Though a daily routine is essential to keeping your pores healthy, there are a few more ways you can take to reduce pore size and maintain your skin's overall appearance.
Take a Look at Your Products
Keeping track of the products you’re using, as well as the results you see from each skincare item, can help you curate the perfect skincare routine for you.
If your skin is still too oily, try substituting a water-based moisturizer or one that's lighter than your current product. If you have naturally oily skin, avoid items like beeswax, cocoa butter, coconut oil, dimethicone, and red pigments.
If your skin is too dry, give a heavier oil-based product a try. Letting a night cream sit on your skin overnight can help soothe even the driest skin. Try ingredients like hyaluronic acid to add even more moisture to your face.
If you’re skin is prone to acne, use products that contain only non-comedogenic compounds (ingredients that won't clog the pores). Comedogenic ingredients, such as lanolin and some red dyes, can promote acne in these types of skin.
Everyone's skin is different. What works for one person might not work for you, so trial and error will likely be a part of your first few skincare routines.

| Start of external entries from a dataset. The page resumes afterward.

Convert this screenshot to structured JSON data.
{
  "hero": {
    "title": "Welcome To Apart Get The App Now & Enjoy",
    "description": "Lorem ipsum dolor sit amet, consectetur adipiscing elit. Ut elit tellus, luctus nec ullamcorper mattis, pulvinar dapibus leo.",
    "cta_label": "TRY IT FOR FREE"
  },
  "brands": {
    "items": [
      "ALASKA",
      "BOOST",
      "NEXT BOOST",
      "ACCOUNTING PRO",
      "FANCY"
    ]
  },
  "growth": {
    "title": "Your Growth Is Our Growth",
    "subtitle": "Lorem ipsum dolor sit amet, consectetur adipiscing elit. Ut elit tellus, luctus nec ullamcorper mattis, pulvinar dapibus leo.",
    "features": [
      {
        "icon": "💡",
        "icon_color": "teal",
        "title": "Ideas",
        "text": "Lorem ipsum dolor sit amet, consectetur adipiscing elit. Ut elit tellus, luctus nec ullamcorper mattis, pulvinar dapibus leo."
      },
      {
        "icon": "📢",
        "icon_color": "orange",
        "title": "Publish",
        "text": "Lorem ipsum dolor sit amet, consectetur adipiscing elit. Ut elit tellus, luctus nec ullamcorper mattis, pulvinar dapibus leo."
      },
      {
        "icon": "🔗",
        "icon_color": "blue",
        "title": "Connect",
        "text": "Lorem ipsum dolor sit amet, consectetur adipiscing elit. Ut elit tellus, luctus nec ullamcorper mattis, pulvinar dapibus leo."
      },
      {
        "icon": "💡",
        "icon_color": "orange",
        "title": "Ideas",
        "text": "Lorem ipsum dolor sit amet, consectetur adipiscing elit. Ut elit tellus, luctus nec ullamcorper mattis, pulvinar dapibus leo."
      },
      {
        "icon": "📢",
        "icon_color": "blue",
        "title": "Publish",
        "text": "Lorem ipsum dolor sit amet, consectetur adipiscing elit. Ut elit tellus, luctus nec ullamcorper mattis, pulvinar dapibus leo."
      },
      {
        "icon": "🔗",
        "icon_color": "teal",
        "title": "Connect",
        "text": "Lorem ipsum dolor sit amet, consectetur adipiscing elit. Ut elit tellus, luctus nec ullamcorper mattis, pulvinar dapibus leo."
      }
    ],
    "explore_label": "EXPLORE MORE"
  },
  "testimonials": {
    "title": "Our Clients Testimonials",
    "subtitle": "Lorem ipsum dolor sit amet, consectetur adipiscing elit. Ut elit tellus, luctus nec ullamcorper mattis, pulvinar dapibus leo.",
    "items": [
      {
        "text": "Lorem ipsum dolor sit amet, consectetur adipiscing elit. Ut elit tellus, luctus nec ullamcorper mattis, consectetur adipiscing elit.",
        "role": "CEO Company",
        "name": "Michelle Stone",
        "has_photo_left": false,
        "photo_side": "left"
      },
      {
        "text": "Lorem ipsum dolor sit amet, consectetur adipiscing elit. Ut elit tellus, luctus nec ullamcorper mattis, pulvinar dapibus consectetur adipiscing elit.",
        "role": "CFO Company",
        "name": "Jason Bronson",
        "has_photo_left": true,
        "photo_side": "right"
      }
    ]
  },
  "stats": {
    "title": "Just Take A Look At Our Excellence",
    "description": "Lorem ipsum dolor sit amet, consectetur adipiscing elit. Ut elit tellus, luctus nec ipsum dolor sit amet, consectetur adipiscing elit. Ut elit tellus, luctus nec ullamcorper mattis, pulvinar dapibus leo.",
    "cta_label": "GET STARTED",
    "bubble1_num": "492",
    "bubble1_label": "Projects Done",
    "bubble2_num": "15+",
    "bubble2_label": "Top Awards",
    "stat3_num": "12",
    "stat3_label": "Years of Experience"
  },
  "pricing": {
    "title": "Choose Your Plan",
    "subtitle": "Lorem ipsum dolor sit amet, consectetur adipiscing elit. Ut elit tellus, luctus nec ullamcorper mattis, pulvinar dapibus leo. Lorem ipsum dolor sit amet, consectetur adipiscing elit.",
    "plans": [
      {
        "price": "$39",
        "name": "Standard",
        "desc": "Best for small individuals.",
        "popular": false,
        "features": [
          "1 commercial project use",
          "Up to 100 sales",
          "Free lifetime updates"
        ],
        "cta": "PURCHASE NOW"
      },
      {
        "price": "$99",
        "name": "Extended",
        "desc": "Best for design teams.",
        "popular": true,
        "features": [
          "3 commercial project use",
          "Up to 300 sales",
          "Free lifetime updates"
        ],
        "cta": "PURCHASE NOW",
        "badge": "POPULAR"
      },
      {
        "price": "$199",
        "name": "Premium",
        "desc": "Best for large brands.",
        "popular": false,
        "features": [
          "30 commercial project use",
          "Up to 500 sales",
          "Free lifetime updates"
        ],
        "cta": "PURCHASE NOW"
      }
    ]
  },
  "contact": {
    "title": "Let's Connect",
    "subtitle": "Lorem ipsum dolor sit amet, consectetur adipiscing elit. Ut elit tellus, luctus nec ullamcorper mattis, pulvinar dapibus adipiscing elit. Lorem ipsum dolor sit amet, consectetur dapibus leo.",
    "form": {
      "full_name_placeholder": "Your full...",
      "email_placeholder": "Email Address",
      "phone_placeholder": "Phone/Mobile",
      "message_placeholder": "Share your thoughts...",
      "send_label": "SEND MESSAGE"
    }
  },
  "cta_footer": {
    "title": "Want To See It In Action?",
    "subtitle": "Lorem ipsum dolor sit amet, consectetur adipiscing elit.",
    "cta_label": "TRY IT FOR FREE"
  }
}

Try a Clay Mask
Give a clay mask a go to manage your skin's oil and maintain a healthy moisture balance. Clay helps draw out excess oils and dirt from the face. It also opens up pores, allowing more debris to wash away when you use your cleanser. A warming mask is especially helpful in opening up pores to more easily pull away debris from the face.
“Clay helps draw out excess oils and dirt from the face. It also opens up pores, allowing more debris to wash away when you use your cleanser.”
Green clay often works well for reducing excess sebum on oily skin. Red clay may work well for people who suffer from naturally dry skin. It forms a barrier when it hardens that helps the skin reabsorb oils, allowing you to maintain your skin's moisture. Whatever type you use, clay's absorbing properties can easily dry out the skin, so only apply a mask once per week to keep from over drying.
Wash Off Makeup Before Bed
Washing the makeup off your face before turning in for the night is a must. If you don't, you might wake up in the morning with some clogged pores and an unwelcome visitor on your nose.
Many makeup products clog pores, make them appear larger, and give you uneven looking skin, so look at the ingredients in your makeup, just like you would for your skincare products. And wash it away each night to thoroughly protect your face and pores.
Use Sunscreen Every Day
Before applying moisturizer, don't forget to put on sunscreen to protect yourself from those rays. Excessive sunlight will also dry out the skin, which can enlarge normal-sized pores and make large pores appear even bigger.
Since it dries out the skin, sunlight increases the likelihood of early onset wrinkles. Dry skin also tends to create an overproduction of sebum to compensate for its lack of moisture. Excessive sebum production will inevitably lead to blackheads, whiteheads, and other dermal eruptions.
Give Retinol a Try
Products that contain retinol can help unclog pores. Retinol tightens the skin and helps to make it brighter. It also helps the dermal tissue replenish collagen and promotes the turnover of cells—which brings fresh new skin to the surface during exfoliation.
Retinol is highly effective and a very powerful ingredient, so don’t overuse it. Applying too much retinol, or using it too often, will dry out the skin. It can also increase the skin's sensitivity to sunlight, which means you really won’t want to forget that sunscreen before going outside.
- Large pores are common for a lot of people, and they are not necessarily a sign of unhealthy skin.
- By taking precautions, like using sunscreen before going out or washing away makeup before going to bed, you can stay a step ahead of dryness that can make pores appear larger than they are.
- Employing a regular skincare routine that involves cleansing, pore strips, exfoliating, toning, and moisturizing can keep your pores healthy and free of clogs (which means free from blackheads and blemishes too).